▶ Your assignment
Your answer should be the lines of the data below that contain "Target".

▶ Material shown
-- Opening Marker --

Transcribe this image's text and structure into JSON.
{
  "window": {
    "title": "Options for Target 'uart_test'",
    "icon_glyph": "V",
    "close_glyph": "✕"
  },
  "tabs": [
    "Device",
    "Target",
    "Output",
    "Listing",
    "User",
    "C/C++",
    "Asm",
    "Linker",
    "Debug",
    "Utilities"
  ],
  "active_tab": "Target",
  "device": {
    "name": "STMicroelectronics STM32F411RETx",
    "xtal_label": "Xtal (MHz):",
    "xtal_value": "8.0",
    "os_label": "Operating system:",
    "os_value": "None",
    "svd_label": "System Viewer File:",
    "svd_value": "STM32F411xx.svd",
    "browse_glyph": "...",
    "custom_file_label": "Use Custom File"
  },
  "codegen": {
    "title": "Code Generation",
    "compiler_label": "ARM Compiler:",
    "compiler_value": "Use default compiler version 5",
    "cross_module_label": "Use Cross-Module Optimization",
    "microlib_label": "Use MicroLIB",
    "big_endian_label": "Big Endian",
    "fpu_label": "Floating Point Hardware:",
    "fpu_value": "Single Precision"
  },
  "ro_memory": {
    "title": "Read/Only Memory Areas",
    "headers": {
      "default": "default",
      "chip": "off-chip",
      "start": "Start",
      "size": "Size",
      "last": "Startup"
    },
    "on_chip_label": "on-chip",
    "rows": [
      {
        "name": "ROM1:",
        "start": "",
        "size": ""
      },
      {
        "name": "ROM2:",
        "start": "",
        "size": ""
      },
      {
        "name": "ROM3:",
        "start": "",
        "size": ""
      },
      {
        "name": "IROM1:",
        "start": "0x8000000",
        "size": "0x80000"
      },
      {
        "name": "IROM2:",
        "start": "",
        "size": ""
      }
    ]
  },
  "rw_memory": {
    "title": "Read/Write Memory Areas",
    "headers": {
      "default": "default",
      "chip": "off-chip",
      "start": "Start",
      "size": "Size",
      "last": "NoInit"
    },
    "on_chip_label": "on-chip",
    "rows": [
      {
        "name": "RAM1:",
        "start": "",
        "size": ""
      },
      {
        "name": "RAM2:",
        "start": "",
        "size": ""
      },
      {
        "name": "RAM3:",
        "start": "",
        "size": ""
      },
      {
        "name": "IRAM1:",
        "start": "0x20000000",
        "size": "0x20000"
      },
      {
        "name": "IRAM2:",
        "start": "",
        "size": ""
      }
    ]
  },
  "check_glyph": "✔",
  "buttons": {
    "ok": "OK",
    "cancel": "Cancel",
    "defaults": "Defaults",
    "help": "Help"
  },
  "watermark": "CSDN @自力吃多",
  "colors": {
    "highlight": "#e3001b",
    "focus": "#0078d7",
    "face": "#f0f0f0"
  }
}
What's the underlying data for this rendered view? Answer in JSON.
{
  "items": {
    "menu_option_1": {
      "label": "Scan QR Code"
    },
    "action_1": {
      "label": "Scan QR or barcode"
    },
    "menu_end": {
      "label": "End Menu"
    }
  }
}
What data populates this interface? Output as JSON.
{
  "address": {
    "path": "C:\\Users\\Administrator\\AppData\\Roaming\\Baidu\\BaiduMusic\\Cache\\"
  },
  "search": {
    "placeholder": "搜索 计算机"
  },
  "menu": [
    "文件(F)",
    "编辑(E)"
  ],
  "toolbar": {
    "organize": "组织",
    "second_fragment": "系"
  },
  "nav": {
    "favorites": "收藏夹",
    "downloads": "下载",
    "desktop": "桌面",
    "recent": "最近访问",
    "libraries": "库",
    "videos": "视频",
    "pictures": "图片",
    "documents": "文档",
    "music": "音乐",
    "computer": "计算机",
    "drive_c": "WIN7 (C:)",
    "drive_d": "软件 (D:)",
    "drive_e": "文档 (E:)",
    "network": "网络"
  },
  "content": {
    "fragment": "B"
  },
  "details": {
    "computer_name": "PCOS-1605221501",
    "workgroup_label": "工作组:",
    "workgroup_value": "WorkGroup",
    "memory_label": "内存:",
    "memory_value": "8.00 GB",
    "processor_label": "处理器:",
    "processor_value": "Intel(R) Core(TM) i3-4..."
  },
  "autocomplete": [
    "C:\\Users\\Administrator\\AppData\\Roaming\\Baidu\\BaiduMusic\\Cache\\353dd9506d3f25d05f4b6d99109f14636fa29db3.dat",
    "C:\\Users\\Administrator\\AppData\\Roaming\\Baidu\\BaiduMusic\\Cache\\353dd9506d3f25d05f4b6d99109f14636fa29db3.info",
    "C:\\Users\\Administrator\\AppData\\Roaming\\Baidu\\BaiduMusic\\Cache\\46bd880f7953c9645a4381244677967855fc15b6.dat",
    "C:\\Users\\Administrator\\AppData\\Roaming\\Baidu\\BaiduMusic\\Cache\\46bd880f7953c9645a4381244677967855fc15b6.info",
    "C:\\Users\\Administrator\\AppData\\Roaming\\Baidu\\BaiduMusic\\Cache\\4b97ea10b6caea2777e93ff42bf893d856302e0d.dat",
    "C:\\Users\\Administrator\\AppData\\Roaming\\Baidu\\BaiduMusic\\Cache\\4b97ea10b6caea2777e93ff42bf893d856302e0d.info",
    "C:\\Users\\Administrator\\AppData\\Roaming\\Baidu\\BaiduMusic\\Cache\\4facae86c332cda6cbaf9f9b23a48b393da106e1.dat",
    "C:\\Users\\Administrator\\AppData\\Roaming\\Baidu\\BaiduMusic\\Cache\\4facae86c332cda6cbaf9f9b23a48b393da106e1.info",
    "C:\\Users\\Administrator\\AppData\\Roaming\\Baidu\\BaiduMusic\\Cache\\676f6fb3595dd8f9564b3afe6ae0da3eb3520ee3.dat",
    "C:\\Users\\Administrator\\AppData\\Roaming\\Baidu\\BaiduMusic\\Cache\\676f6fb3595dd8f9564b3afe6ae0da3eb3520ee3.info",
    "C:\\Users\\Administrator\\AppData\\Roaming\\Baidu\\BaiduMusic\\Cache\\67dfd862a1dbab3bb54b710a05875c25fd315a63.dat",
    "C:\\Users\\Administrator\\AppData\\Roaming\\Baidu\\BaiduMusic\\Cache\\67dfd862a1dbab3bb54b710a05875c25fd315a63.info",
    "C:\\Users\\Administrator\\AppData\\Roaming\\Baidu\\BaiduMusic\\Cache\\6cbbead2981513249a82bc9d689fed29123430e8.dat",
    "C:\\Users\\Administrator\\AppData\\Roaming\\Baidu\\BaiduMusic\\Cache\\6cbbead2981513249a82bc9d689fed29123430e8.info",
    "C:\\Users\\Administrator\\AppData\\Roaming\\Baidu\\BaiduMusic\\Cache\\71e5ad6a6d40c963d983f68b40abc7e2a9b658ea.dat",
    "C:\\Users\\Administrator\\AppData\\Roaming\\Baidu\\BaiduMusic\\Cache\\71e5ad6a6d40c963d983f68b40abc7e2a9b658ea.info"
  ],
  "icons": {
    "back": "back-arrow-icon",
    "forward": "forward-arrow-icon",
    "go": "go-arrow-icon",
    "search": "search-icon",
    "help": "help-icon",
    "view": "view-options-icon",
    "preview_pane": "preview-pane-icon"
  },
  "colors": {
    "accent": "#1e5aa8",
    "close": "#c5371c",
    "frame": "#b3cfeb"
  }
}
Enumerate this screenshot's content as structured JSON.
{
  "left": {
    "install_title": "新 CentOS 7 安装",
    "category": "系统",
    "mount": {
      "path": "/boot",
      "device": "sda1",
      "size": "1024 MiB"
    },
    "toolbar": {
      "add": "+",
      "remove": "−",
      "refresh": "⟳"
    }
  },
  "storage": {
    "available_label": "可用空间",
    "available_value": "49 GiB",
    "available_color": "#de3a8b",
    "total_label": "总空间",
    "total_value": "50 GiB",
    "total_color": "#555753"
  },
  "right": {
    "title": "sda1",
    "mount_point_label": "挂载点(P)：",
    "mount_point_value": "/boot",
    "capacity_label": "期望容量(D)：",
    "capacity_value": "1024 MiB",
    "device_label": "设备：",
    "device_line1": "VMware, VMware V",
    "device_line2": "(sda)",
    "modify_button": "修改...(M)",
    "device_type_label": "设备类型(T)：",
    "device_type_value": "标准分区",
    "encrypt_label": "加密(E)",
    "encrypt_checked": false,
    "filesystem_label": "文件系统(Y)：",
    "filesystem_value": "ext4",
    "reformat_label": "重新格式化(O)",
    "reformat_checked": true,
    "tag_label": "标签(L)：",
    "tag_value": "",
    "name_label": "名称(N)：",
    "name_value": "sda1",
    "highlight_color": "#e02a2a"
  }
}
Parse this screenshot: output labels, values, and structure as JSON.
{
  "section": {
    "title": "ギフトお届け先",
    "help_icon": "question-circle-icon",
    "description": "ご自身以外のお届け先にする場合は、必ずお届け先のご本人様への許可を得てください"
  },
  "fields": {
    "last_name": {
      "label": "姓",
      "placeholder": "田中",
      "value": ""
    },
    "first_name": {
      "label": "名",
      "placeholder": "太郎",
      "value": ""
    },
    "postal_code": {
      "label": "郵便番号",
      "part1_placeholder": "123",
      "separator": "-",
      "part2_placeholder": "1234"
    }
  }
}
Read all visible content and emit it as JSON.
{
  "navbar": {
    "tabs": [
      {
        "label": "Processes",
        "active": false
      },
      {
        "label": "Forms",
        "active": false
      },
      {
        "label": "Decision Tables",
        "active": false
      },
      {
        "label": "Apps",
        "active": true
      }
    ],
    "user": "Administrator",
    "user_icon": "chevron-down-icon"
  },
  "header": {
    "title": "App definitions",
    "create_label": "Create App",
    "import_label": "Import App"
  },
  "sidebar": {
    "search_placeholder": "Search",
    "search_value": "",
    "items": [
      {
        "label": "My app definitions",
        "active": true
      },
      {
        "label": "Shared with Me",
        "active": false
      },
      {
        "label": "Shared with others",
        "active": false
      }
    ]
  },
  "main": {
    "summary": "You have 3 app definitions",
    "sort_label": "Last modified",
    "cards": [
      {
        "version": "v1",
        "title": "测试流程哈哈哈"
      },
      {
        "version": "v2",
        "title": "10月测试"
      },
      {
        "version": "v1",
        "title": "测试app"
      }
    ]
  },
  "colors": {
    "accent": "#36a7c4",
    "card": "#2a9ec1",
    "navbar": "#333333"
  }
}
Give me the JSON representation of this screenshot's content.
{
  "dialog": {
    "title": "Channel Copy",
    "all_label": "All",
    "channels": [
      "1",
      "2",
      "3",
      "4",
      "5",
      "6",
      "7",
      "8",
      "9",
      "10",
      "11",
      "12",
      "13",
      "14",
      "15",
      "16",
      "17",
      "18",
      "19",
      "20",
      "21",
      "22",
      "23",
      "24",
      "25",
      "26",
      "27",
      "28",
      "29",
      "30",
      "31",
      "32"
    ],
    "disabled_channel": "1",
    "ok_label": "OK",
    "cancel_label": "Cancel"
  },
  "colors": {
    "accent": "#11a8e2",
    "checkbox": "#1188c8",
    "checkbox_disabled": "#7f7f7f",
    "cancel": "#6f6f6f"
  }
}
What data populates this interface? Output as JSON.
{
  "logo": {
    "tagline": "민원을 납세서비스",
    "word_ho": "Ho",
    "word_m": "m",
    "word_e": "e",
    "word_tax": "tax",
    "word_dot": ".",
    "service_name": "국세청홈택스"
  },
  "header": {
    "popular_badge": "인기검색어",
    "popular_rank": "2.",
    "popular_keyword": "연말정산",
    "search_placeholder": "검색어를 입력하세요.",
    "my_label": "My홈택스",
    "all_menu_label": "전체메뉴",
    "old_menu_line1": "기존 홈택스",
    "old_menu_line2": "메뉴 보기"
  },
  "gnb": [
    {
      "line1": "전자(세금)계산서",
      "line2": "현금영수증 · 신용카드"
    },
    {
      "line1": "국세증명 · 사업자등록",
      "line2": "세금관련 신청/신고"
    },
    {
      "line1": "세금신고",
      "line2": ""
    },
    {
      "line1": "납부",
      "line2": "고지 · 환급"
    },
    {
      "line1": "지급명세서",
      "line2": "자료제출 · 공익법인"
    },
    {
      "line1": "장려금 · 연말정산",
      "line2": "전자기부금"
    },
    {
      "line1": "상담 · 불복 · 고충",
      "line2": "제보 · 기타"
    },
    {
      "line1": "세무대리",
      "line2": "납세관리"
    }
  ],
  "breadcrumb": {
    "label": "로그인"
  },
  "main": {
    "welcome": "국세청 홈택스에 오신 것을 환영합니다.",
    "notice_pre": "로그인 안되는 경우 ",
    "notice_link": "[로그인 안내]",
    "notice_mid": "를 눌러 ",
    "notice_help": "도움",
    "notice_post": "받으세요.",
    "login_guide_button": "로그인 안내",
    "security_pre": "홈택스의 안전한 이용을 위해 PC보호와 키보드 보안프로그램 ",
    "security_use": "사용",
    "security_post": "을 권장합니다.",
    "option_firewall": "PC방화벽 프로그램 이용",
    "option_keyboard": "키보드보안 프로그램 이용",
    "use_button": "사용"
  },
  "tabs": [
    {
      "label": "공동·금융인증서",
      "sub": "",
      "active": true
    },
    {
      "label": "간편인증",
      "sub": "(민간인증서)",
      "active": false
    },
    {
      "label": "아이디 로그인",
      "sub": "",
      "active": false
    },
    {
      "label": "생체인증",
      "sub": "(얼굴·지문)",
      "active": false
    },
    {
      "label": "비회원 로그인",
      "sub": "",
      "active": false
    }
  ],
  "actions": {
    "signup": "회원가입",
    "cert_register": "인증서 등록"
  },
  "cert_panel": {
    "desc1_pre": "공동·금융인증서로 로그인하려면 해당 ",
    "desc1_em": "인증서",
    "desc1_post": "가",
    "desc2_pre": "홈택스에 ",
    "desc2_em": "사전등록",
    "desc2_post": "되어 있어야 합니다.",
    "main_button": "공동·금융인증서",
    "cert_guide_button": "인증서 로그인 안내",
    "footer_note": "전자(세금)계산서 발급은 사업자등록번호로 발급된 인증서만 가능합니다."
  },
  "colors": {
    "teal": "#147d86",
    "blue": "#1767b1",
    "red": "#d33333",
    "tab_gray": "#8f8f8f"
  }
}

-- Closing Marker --

▶ Exercise solution
    "title": "Options for Target 'uart_test'",
    "Target",
  "active_tab": "Target",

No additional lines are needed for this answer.